→ What to do:
Please copy every line with the string "value" from the entries below.

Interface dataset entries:
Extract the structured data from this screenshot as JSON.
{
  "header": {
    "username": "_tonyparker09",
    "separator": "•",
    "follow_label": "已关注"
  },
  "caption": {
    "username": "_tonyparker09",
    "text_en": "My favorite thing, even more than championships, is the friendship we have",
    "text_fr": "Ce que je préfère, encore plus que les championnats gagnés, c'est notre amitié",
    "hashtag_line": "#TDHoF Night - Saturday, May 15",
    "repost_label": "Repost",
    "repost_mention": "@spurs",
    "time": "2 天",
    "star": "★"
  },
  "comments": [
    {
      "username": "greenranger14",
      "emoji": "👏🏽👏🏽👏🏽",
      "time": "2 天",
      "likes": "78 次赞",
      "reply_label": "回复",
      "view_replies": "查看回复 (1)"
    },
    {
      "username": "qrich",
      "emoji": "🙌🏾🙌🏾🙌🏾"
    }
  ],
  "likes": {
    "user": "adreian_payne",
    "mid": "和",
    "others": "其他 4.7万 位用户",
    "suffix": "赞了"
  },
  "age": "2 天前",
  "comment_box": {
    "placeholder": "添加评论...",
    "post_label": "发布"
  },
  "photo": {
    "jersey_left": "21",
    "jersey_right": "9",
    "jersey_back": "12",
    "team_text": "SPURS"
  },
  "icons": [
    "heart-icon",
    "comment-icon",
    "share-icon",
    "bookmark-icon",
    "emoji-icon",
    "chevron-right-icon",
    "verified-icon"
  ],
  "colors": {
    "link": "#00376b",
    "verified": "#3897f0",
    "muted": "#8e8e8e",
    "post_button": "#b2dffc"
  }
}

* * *

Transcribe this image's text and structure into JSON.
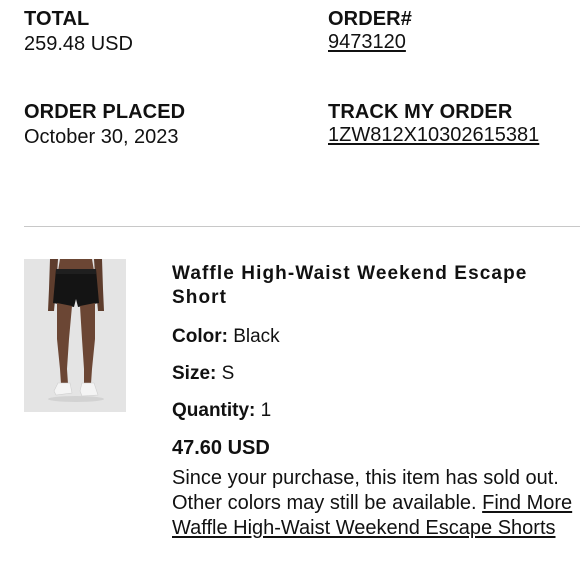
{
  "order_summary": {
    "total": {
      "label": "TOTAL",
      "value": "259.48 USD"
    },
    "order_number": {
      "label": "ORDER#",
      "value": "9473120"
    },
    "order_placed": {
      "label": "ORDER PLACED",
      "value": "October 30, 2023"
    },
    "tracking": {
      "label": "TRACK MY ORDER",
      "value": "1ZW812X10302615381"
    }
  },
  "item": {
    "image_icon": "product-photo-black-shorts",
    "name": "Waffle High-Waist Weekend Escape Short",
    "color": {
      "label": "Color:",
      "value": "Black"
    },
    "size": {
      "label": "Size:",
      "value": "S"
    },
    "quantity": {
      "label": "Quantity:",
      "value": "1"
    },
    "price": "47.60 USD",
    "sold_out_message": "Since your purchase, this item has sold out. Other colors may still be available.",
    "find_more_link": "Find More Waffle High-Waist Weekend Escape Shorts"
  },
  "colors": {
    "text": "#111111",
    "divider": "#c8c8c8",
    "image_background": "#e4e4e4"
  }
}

→ Finished exercise:
      "value": "259.48 USD"
      "value": "9473120"
      "value": "October 30, 2023"
      "value": "1ZW812X10302615381"
      "value": "Black"
      "value": "S"
      "value": "1"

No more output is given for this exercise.